With the exception of posting only modest performance in the first quarter of 2016, major indexes have been forging ahead with impressive consistency. The past quarter finished, as so many have of late, up with solid single digit returns. Correspondingly, the Financial Times reported that, "Several measures of actual and expected stock market volatility have fallen to post-crisis lows." Summarizing the landscape, the Financial Times added, "Whatever the headlines about Trump, North Korea or the shakiness of Greece and the uncertainty about European electorates, the surfaces of risk-market pools are remarkably calm."
A slightly deeper look into recent performance numbers, however, reveals some interesting disturbances. The Russell indexes, for example, show that the value style hugely outperformed growth in the fourth quarter of 2016 across each size category. The first quarter of 2017 provided almost a mirror image with growth hugely outperforming value. Such dramatic reversals are not normally accompanied by record low volatility. So what's the prognosis? Is it really smooth sailing for stocks or is this the calm before the storm?
A number of respected analysts, for their part, are not buying into persistently low volatility as a "green light" for investing. Citigroup's Matt King weighed in with his opinion, "Central banks appear to have succeeded in squashing the volatility and fear out of markets without removing the underlying risk factors themselves. The more markets rally, the greater is the potential vulnerability."

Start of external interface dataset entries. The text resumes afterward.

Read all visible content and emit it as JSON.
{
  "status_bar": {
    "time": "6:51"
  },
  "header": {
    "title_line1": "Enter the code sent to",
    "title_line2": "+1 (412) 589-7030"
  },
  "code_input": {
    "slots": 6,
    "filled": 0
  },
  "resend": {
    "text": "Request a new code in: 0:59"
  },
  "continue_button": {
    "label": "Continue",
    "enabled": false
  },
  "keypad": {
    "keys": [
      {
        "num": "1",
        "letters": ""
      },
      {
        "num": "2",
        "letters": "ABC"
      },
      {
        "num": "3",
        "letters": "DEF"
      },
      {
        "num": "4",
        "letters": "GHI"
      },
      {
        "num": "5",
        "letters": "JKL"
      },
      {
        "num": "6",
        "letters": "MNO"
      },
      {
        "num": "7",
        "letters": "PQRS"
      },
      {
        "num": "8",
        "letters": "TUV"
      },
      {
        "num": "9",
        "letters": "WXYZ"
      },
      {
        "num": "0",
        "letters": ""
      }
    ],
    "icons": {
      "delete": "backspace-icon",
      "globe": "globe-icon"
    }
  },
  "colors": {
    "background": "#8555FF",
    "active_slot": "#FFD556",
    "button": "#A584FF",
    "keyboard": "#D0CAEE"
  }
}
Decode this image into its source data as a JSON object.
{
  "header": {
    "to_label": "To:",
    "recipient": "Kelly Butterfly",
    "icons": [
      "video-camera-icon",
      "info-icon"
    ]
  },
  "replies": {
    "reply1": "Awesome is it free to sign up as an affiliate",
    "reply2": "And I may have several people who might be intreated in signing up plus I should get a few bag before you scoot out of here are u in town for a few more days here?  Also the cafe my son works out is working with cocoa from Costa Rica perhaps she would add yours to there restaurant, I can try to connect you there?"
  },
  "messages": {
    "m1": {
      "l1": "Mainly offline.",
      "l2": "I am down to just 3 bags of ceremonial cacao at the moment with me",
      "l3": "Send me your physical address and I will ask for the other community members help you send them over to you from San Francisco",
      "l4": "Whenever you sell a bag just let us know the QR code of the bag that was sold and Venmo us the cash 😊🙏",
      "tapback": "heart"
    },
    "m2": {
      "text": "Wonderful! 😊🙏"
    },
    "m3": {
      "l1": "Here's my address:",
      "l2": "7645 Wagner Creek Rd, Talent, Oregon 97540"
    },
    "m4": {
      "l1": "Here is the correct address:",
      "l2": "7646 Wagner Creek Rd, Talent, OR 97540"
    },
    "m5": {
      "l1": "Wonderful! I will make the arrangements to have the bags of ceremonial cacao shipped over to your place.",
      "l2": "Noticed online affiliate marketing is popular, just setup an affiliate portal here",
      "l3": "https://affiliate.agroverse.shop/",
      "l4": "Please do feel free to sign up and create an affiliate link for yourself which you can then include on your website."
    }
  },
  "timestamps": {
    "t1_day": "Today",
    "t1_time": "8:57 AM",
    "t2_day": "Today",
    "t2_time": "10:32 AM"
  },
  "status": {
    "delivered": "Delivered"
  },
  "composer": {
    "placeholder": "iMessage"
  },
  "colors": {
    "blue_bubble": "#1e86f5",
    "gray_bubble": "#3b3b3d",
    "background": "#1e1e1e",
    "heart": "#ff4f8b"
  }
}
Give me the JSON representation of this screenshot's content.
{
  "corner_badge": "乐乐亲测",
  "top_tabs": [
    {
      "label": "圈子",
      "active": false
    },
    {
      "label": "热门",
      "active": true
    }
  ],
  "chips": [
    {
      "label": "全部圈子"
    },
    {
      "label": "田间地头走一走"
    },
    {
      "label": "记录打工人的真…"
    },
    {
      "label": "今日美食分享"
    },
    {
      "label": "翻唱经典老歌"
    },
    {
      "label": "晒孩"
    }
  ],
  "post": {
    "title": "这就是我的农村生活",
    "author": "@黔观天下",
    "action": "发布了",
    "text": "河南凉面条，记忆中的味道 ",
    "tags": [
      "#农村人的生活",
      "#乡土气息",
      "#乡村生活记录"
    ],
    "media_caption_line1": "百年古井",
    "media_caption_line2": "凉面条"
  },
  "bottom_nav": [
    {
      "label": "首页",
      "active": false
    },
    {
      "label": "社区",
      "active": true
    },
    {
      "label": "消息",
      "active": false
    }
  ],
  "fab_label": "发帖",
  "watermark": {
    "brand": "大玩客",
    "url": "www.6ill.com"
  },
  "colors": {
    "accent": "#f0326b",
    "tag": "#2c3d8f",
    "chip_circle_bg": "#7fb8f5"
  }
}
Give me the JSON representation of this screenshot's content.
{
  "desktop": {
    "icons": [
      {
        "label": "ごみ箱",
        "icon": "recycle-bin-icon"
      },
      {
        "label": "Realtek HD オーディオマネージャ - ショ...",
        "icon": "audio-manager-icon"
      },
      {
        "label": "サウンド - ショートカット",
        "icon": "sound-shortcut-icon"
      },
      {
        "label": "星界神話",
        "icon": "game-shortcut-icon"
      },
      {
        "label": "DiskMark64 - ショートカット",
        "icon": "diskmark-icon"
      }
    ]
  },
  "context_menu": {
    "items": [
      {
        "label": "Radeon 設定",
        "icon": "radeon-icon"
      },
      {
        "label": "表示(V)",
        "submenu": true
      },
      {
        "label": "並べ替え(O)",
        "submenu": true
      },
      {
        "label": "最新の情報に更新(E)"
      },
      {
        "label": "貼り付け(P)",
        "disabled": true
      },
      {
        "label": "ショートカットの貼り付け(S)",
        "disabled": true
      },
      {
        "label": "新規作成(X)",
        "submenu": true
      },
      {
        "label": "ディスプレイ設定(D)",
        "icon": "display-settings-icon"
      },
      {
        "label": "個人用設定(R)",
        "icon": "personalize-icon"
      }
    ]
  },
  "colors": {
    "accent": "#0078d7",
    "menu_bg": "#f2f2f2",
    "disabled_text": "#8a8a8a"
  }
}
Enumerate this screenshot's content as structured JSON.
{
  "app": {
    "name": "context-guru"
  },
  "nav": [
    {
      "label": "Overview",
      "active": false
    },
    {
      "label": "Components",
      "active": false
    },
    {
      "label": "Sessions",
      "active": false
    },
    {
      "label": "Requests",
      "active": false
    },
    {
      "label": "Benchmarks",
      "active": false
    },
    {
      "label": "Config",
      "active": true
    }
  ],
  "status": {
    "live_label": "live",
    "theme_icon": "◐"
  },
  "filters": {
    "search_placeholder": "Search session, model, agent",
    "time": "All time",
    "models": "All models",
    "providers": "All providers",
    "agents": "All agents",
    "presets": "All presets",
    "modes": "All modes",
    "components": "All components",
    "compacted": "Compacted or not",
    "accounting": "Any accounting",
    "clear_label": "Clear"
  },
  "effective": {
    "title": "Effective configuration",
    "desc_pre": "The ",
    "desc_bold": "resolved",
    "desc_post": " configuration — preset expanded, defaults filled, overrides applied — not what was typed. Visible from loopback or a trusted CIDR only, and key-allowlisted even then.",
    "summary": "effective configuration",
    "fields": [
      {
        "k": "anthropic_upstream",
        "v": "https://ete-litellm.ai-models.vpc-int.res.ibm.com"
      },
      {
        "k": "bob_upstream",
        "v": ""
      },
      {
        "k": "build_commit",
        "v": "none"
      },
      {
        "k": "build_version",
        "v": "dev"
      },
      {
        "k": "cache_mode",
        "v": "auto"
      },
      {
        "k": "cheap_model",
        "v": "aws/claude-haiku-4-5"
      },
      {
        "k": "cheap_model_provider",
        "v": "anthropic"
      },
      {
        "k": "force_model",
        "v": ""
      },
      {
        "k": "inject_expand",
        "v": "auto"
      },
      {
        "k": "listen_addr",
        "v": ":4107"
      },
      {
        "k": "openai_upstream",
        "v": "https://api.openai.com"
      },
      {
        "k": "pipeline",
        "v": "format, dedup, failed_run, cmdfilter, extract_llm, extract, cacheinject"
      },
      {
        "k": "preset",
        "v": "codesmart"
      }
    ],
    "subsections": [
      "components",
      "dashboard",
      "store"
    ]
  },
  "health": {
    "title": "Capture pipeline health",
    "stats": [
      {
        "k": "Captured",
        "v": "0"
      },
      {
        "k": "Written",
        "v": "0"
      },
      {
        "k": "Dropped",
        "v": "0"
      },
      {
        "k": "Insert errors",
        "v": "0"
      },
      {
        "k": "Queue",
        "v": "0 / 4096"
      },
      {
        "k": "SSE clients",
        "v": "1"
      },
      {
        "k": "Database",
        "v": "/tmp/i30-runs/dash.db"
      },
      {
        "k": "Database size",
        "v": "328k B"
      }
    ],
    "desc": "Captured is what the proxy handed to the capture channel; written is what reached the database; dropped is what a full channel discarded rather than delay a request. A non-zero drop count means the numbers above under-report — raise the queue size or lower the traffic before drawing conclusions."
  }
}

In addition, Jim Grant expressed his views in the Interest Rate Observer (March 24, 2017): "The avatar of tail risk—that would be the 45th president—has somehow managed to crash the VIX." Christopher Cole, founder of Artemis, a hedge fund that focuses on volatility, reported succinctly to the FT: "I'd be shocked if this market regime of low volatility endured."
The unusually becalmed landscape demands some explanations. An easy one is that investors are simply complacent. Evidence to corroborate this hypothesis comes in the form of sentiment surveys - many of which have been touching new highs. The InvesTech Research newsletter (March 17, 2017) points out, "The vitality evident in business is translating into confidence for the U.S. consumer as indicated by the Bloomberg Consumer Comfort Index. While this gauge hasn’t been as strong as in past economic cycles, Consumer Comfort recently moved to its highest level since 2007."
As John Hussman notes, though, sentiment is not an effective leading indicator. Quite the opposite: "'suffice it to repeat that consumer sentiment is actually a lagging indicator that can be predicted from past movements in indicators such as capacity utilization, inflation, and unemployment.' Put simply, elevated levels of consumer confidence are less a signal of forthcoming consumer spending as they are a signal of forthcoming investor losses."
Another explanation for unnaturally low volatility is the immense popularity of passive funds. John Dizard captured the magnitude of the phenomenon in the Financial Times: "We have created a bubble in average. Waiters and childhood friends are no longer telling us about miracle gold, oil, or tech stocks they bought at the right time. They are exchanging stories about low management fees on their index-tacking exchange-traded funds."